Mental health and the revolving door syndrome

Mental health and the revolving door syndrome

In the health network, planning is the key to success. Decisions that are made too fast often turn out to be bad decisions with disastrous consequences. In recent years, mental health services underwent various reforms in which promises that were made often weren’t kept. Beds for patients with mental health issues are closed on a regular basis and the announced closure of the department of psychiatry at the Hôpital du Saint-Sacrement in Quebec City is just one example: first, it was the psychiatry emergency department, then within a few months, all of the short-term hospitalization beds were slated to close as well.

Are you familiar with the ER revolving door syndrome? People who don’t have a family doctor go to the ER to see one and, when they aren’t taken care of, they come back sooner or later. The revolving door syndrome is particularly present among patients with mental health disorders. The psychiatry emergency department and general ER are often the only way for these patients without a family doctor to be seen. When these people don’t receive help, far too often they come back with worsened conditions.

Even though the Ministère de la Santé et des Services sociaux has been saying that mental health is a priority for the last ten years, their actions don’t really seem to line up with the goal: to offer patients better access to services. The Liberal government’s last mental health action plan for 2015-2020 has big targets, and while it is still difficult to accurately measure its effectiveness, based on what we see in the health network, one might guess it will be off target. Service decentralization would be ideal, perhaps even essential, for both senior’s care and mental health, but if patients don’t have access to services, then we will continue to see these unfortunate cases multiply.

This week I had the opportunity to spend a day with healthcare professionals from the Institut universitaire en santé mentale de Montréal to talk about safe healthcare professional-to-patient ratios. I met people who are passionate about their work but who are struggling to find a way to meet their most fragile patients’ needs. Many of these healthcare professionals witnessed the mental health reforms firsthand but still haven’t seen any benefits.

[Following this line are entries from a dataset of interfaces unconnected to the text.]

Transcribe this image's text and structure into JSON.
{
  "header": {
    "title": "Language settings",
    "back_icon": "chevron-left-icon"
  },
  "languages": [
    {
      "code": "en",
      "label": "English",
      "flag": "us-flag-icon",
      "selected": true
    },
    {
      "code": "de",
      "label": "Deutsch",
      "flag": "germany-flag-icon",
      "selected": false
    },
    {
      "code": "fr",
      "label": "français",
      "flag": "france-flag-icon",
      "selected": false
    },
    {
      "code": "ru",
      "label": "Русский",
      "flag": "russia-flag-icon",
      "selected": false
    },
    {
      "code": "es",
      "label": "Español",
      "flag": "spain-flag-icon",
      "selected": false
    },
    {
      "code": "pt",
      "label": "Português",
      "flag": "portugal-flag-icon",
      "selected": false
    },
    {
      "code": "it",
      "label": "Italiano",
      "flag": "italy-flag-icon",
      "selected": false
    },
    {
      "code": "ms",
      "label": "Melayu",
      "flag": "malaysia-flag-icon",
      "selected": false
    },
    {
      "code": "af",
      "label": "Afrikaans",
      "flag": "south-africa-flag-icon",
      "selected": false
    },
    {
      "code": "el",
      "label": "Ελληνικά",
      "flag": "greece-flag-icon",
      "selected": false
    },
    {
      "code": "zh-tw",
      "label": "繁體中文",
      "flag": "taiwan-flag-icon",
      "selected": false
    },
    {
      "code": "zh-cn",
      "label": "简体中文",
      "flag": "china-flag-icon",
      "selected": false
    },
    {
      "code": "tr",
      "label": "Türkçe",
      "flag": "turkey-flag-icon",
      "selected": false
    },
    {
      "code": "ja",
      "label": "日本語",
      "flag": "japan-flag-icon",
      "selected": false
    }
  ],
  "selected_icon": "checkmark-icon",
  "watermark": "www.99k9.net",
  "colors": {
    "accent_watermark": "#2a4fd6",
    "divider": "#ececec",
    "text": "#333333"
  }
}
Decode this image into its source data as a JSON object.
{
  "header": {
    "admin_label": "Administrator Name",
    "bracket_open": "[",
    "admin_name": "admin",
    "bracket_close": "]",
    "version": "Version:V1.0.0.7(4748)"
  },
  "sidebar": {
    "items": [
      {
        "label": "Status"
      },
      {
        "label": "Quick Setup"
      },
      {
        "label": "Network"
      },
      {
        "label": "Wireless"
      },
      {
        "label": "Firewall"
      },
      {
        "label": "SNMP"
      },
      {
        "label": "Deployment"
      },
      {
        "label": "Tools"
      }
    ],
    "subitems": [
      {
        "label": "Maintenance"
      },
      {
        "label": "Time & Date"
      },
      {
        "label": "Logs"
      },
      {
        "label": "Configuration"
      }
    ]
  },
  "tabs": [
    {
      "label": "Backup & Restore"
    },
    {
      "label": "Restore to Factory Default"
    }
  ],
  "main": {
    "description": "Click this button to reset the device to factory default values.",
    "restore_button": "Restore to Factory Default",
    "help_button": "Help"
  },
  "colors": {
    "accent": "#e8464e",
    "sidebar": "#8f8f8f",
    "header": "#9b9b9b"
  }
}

During the last election campaign, parties talked a lot about access to front line health care. However, they barely mentioned how important it is to offer better access to front line mental health services. It is high time for politicians to deliver on the promise to provide care to this particularly vulnerable segment of the population.

The CAQ is now in charge at the National Assembly. The new government needs to focus on the organization of mental health care in order to better meet needs. Where should they start? Well, they could demand a moratorium on the closure of the psychiatry department at the Hôpital du Saint-Sacrement. That would be a good start!